Open through October 3, 2021, the show is titled “An American Project” and it is a project that is very much still in the works. It so happens that this is a very big year for Dawoud Bey. The winner of a 2017 MacArthur “genius” grant and a professor at Columbia College in Chicago, the artist has already been the subject of two other retrospectives in his 46-year career, but this one at the Whitney is not only his largest, it’s also one of the largest surveys of a Black American photographer ever.
On this week’s episode, Bey joins Andrew Goldstein by Zoom to discuss how his childhood and early exposure to work by African Americans informed his interest in photography, his ongoing collaboration with David Hammons, and what he hopes visitors will take away from the Whitney exhibition.
Tyler Mitchell and Helen Molesworth on Why Great Art Requires Trust
Today one of the swiftest rising stars in the art world is a 26-year-old wunderkind photographer who is equally comfortable shooting heads of state for magazine profiles as he is putting together shows for the gallery context. Of course, we’re talking about Tyler Mitchell, who gained international fame when Beyoncé tapped him to be the first black photographer to shoot a cover for Vogue and has now moved on to having surveys at the International Center of Photography and, beginning last month, a show at the very buzzy Jack Shainman Gallery. Adding to the excitement around that show is the fact that it was curated by none other than Helen Molesworth, one of the most prominent curators in the country who is known in particular for her groundbreaking reinstallation of the Museum of Contemporary Art Los Angeles's collection and her ongoing mission to highlight artists of color.
So what’s going on with this gallery show? To find out, Artnet News Art & Design Editor Noor Brara sat down with both Tyler Mitchell and Helen Molesworth to discuss how the show, entitled Feedback, came to be; how they grew to trust each other while working together; and what advice they’d give aspiring youngsters hoping to have careers in the art world one day.
Excellent for beginners and more invested
Well paced. Full of accessible examples to engage listeners at all levels.
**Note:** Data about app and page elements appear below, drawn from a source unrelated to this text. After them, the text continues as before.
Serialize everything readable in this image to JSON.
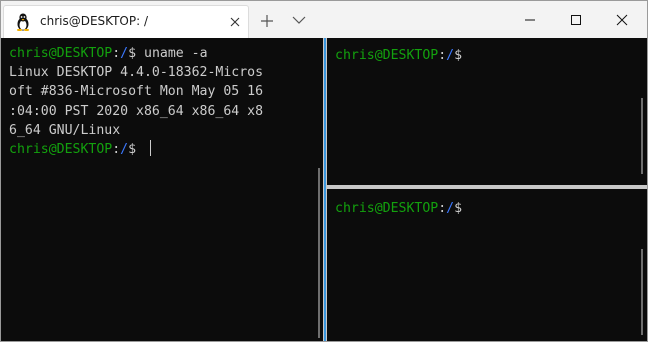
{
  "tab": {
    "title": "chris@DESKTOP: /",
    "icon": "linux-penguin-icon"
  },
  "window_controls": [
    "minimize",
    "maximize",
    "close"
  ],
  "colors": {
    "prompt_user": "#13a10e",
    "prompt_path": "#3b78ff",
    "text": "#cccccc",
    "background": "#0c0c0c",
    "active_pane_border": "#3a96dd"
  },
  "left_pane": {
    "prompt_user": "chris@DESKTOP",
    "prompt_sep": ":",
    "prompt_path": "/",
    "prompt_end": "$ ",
    "command": "uname -a",
    "output": [
      "Linux DESKTOP 4.4.0-18362-Micros",
      "oft #836-Microsoft Mon May 05 16",
      ":04:00 PST 2020 x86_64 x86_64 x8",
      "6_64 GNU/Linux"
    ]
  },
  "top_right_pane": {
    "prompt_user": "chris@DESKTOP",
    "prompt_sep": ":",
    "prompt_path": "/",
    "prompt_end": "$"
  },
  "bottom_right_pane": {
    "prompt_user": "chris@DESKTOP",
    "prompt_sep": ":",
    "prompt_path": "/",
    "prompt_end": "$"
  }
}
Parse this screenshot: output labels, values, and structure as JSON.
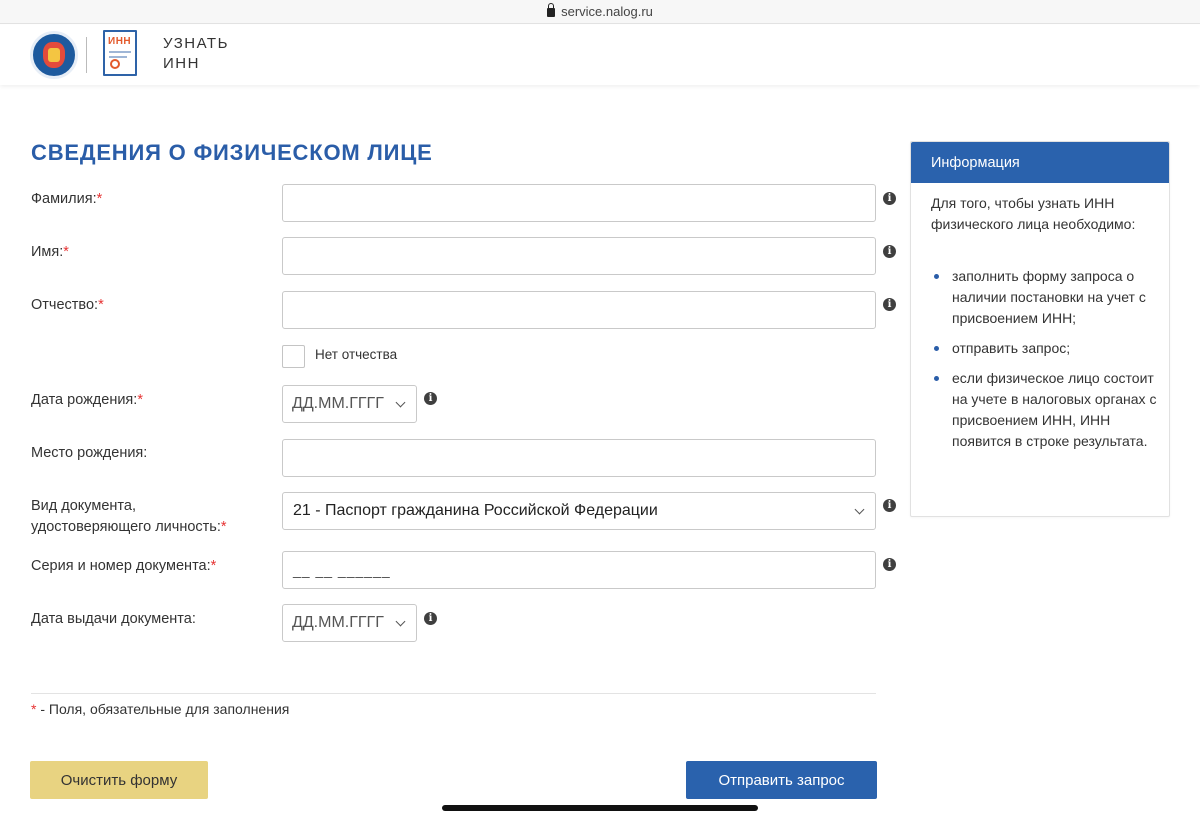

Super timely material, as well as more historical or granular topics on the art world and art history. Excellent material for art history students at the beginning and more advanced levels.
The show on Rahsaan Thomas is an important listen
I really want to commend the Art Angle team for their very respectfully done episode with Rahsaan Thomas of Ear Hustle fame, who recently curated an online exhibition of work by artists in San Quentin and who is currently incarcerated himself. The fascinating and honest conversation goes right to Thomas’ point — that proximity to people who are incarcerated is key to seeing this population as more than numbers. A highly recommended listen.
Love this show
Diverse perspectives and amazing production quality.